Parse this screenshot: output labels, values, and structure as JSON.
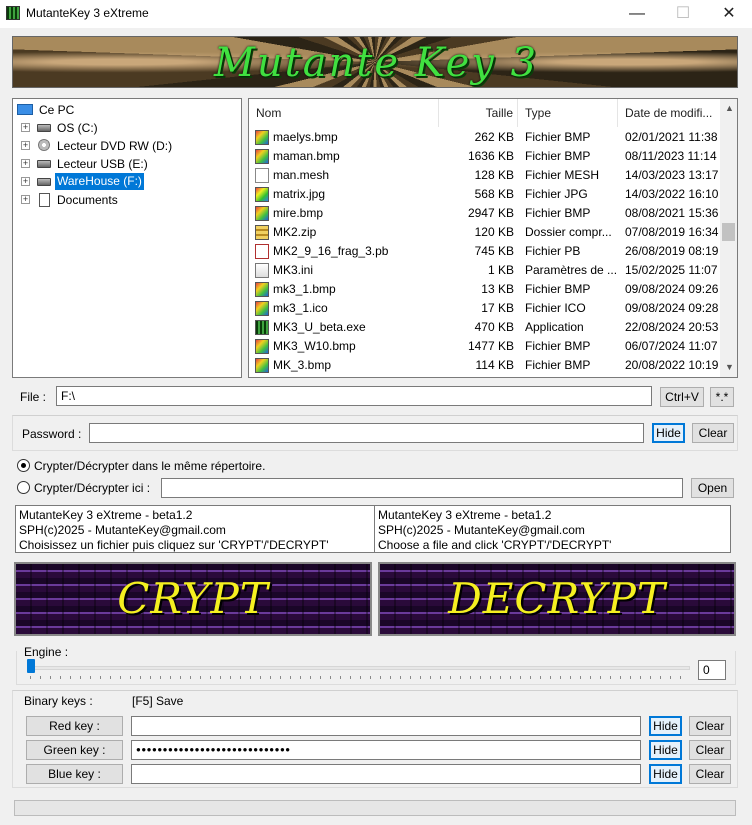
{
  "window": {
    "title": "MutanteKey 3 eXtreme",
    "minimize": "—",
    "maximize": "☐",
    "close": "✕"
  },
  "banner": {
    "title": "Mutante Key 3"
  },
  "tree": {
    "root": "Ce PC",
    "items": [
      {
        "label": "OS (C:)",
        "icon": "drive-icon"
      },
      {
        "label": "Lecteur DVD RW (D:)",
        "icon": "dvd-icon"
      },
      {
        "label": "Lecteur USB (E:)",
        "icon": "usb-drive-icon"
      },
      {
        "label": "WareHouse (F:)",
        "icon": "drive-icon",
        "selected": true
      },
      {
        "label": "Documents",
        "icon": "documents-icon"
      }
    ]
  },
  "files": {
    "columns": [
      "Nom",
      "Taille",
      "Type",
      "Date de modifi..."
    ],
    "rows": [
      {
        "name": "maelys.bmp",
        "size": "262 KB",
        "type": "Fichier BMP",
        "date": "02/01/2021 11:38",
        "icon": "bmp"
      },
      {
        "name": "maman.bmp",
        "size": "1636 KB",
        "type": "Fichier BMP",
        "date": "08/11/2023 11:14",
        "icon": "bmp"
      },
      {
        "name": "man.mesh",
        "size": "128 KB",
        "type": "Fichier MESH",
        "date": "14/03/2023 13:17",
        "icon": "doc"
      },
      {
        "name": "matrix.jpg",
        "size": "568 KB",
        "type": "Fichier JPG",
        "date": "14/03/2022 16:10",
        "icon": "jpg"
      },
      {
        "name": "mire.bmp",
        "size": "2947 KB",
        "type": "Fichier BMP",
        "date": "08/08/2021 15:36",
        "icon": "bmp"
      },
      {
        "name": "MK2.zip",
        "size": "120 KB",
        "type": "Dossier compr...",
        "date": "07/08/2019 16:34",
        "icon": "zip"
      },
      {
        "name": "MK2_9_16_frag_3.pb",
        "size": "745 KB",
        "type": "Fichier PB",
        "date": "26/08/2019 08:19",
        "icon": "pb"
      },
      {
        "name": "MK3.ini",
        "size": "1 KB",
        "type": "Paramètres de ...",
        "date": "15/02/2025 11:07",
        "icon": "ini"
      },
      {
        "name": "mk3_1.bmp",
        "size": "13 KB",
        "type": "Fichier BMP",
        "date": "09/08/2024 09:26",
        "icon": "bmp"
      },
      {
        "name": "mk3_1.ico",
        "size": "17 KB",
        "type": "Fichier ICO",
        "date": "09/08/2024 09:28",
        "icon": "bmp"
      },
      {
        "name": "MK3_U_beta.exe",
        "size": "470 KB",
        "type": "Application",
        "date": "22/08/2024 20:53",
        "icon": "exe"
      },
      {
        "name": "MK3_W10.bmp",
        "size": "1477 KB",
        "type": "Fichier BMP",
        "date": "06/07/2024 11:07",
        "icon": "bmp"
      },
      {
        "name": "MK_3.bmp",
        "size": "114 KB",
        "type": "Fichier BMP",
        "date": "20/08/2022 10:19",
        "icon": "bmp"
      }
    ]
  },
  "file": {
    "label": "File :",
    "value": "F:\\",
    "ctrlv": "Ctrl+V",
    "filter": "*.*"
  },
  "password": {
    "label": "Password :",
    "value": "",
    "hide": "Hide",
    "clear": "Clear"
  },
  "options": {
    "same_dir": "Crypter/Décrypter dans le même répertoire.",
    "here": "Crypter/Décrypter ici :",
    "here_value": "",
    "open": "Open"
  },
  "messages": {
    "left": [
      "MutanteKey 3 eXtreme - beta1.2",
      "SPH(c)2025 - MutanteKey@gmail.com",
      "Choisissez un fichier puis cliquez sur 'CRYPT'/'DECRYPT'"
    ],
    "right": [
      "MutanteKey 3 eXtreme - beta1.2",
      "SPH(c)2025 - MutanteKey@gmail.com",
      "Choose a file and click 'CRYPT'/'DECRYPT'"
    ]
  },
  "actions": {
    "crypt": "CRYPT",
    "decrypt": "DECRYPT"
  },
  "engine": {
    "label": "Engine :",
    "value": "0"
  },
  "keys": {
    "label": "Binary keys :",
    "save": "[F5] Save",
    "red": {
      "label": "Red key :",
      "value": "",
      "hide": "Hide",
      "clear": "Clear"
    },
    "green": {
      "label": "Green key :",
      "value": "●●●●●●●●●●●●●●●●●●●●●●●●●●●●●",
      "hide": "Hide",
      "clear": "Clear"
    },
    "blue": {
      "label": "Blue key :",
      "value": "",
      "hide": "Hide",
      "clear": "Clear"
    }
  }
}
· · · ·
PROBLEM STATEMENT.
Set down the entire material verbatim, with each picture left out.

SOLUTION TO THE EXERCISE.
Parse this screenshot: output labels, values, and structure as JSON.
{
  "window": {
    "title": "MutanteKey 3 eXtreme",
    "minimize": "—",
    "maximize": "☐",
    "close": "✕"
  },
  "banner": {
    "title": "Mutante Key 3"
  },
  "tree": {
    "root": "Ce PC",
    "items": [
      {
        "label": "OS (C:)",
        "icon": "drive-icon"
      },
      {
        "label": "Lecteur DVD RW (D:)",
        "icon": "dvd-icon"
      },
      {
        "label": "Lecteur USB (E:)",
        "icon": "usb-drive-icon"
      },
      {
        "label": "WareHouse (F:)",
        "icon": "drive-icon",
        "selected": true
      },
      {
        "label": "Documents",
        "icon": "documents-icon"
      }
    ]
  },
  "files": {
    "columns": [
      "Nom",
      "Taille",
      "Type",
      "Date de modifi..."
    ],
    "rows": [
      {
        "name": "maelys.bmp",
        "size": "262 KB",
        "type": "Fichier BMP",
        "date": "02/01/2021 11:38",
        "icon": "bmp"
      },
      {
        "name": "maman.bmp",
        "size": "1636 KB",
        "type": "Fichier BMP",
        "date": "08/11/2023 11:14",
        "icon": "bmp"
      },
      {
        "name": "man.mesh",
        "size": "128 KB",
        "type": "Fichier MESH",
        "date": "14/03/2023 13:17",
        "icon": "doc"
      },
      {
        "name": "matrix.jpg",
        "size": "568 KB",
        "type": "Fichier JPG",
        "date": "14/03/2022 16:10",
        "icon": "jpg"
      },
      {
        "name": "mire.bmp",
        "size": "2947 KB",
        "type": "Fichier BMP",
        "date": "08/08/2021 15:36",
        "icon": "bmp"
      },
      {
        "name": "MK2.zip",
        "size": "120 KB",
        "type": "Dossier compr...",
        "date": "07/08/2019 16:34",
        "icon": "zip"
      },
      {
        "name": "MK2_9_16_frag_3.pb",
        "size": "745 KB",
        "type": "Fichier PB",
        "date": "26/08/2019 08:19",
        "icon": "pb"
      },
      {
        "name": "MK3.ini",
        "size": "1 KB",
        "type": "Paramètres de ...",
        "date": "15/02/2025 11:07",
        "icon": "ini"
      },
      {
        "name": "mk3_1.bmp",
        "size": "13 KB",
        "type": "Fichier BMP",
        "date": "09/08/2024 09:26",
        "icon": "bmp"
      },
      {
        "name": "mk3_1.ico",
        "size": "17 KB",
        "type": "Fichier ICO",
        "date": "09/08/2024 09:28",
        "icon": "bmp"
      },
      {
        "name": "MK3_U_beta.exe",
        "size": "470 KB",
        "type": "Application",
        "date": "22/08/2024 20:53",
        "icon": "exe"
      },
      {
        "name": "MK3_W10.bmp",
        "size": "1477 KB",
        "type": "Fichier BMP",
        "date": "06/07/2024 11:07",
        "icon": "bmp"
      },
      {
        "name": "MK_3.bmp",
        "size": "114 KB",
        "type": "Fichier BMP",
        "date": "20/08/2022 10:19",
        "icon": "bmp"
      }
    ]
  },
  "file": {
    "label": "File :",
    "value": "F:\\",
    "ctrlv": "Ctrl+V",
    "filter": "*.*"
  },
  "password": {
    "label": "Password :",
    "value": "",
    "hide": "Hide",
    "clear": "Clear"
  },
  "options": {
    "same_dir": "Crypter/Décrypter dans le même répertoire.",
    "here": "Crypter/Décrypter ici :",
    "here_value": "",
    "open": "Open"
  },
  "messages": {
    "left": [
      "MutanteKey 3 eXtreme - beta1.2",
      "SPH(c)2025 - MutanteKey@gmail.com",
      "Choisissez un fichier puis cliquez sur 'CRYPT'/'DECRYPT'"
    ],
    "right": [
      "MutanteKey 3 eXtreme - beta1.2",
      "SPH(c)2025 - MutanteKey@gmail.com",
      "Choose a file and click 'CRYPT'/'DECRYPT'"
    ]
  },
  "actions": {
    "crypt": "CRYPT",
    "decrypt": "DECRYPT"
  },
  "engine": {
    "label": "Engine :",
    "value": "0"
  },
  "keys": {
    "label": "Binary keys :",
    "save": "[F5] Save",
    "red": {
      "label": "Red key :",
      "value": "",
      "hide": "Hide",
      "clear": "Clear"
    },
    "green": {
      "label": "Green key :",
      "value": "●●●●●●●●●●●●●●●●●●●●●●●●●●●●●",
      "hide": "Hide",
      "clear": "Clear"
    },
    "blue": {
      "label": "Blue key :",
      "value": "",
      "hide": "Hide",
      "clear": "Clear"
    }
  }
}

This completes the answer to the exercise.